With consistant rehearsal, camps, workshops and private lessons, the chorus has grown in number and in the quality of its perfomance. It has performed at numerous functions among the Ukrainian community and the general Canadian Community.

The Chorus has over the past few years accompanied the Vinochok choir (directed by Ira Drohobycki), Polifonia Children's Choir (under Dzvinka Ostafiychuk and later Ira Drohobycki), The Burlaky Male Chorus (under Oleh Chmil and Victor Mishalow), the Vesnivka Choir (under the direction of Kvitka Kondracki), the Ukrainian Opera Chorus (under Wolodymyr Kolesnyk), the Bach-Elgar Choir (under the direction of Wayne Strongman), the Prometey choir (under Ostap Brezden) and the Kyiv Conservatory Choir (under Pavlo Muravsky).It has also performed with numerous symphonic ensembles and orchestras.




Photo: The Hryhory Kytasty Bandutra Chorus accompanying the Burlaka Chorus, The Ukrainian Opera Chorus and the Vesnivka Choir under the direction of Wolodymyr Kolesnyk - Metropolitan Convention Centre, Shevchenko concert 1995.



In 1998 the Bandura Foundation was established to aid in the development of the chorus, playing and vocal technique and to raise the awareness of the instrument among the community. In 1999 the Bandura Foundation was incorporated.

In the future we hope to continue to work to help raise the playing level of bandurists in North America to a professional level. It hopes to lay a fouindation for the establishment of a professional bandura tradition in Canada.

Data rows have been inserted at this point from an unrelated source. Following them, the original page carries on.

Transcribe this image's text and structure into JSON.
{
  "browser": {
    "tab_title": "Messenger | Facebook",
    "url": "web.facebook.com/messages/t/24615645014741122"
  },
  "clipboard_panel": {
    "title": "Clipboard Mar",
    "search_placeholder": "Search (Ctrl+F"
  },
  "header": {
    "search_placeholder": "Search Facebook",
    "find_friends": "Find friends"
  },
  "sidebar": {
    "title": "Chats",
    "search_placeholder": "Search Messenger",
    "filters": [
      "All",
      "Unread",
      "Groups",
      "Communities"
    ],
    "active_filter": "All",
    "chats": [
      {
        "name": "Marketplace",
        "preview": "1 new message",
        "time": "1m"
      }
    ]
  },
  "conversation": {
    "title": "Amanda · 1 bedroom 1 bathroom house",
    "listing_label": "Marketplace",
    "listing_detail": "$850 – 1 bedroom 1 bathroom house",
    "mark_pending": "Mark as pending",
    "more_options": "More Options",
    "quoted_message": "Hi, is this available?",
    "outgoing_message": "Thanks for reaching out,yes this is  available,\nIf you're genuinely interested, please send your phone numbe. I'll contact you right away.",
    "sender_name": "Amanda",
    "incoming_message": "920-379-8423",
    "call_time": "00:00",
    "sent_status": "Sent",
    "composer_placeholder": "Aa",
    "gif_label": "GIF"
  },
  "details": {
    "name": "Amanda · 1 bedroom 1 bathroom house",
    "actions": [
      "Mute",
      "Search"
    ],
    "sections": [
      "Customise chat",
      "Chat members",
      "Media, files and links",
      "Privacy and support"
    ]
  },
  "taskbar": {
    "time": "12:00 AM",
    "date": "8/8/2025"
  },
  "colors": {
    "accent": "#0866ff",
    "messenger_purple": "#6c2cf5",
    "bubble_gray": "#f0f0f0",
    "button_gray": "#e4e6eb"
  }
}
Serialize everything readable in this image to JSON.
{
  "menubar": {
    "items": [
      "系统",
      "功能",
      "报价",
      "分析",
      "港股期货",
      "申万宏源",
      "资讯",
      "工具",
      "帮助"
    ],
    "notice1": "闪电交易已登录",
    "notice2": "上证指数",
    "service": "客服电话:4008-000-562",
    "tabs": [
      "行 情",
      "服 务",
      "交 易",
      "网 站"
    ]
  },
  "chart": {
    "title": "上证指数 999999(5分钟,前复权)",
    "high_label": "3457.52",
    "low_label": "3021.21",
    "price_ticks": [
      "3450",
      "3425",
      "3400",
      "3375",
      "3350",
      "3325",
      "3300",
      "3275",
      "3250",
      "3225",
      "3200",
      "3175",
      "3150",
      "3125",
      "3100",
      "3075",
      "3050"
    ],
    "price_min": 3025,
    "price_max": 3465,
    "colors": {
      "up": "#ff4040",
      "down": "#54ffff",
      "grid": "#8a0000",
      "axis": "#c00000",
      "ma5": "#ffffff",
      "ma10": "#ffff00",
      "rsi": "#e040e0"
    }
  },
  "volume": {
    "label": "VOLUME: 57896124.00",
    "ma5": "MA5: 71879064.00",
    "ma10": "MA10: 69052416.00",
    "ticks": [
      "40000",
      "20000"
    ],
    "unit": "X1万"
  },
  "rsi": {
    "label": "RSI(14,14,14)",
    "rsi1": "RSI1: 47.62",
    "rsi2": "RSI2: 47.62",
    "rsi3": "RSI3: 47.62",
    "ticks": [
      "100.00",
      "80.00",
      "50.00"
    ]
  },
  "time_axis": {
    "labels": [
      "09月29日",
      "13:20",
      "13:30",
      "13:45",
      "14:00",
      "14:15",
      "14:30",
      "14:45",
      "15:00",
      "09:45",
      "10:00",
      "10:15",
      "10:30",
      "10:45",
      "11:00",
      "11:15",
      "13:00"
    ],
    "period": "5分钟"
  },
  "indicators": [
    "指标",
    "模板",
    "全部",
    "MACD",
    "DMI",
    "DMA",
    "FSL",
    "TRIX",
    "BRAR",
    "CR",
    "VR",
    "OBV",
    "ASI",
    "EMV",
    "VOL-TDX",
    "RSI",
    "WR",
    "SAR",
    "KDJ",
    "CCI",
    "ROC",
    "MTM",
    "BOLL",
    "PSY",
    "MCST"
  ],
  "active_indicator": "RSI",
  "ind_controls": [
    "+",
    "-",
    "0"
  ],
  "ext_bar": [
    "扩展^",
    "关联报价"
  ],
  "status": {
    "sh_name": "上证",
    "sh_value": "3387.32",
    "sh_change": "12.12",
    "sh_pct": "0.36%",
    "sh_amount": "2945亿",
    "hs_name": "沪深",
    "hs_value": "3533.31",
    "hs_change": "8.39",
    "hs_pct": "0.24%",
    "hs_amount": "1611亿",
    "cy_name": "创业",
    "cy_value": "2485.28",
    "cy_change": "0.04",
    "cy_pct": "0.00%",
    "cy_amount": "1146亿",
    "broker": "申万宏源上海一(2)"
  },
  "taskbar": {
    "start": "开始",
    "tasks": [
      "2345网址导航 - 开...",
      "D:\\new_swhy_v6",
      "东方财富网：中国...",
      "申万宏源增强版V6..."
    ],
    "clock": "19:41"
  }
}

 Current Members

 Concert perfomances





 The Bandura Foundation

 Camps and courses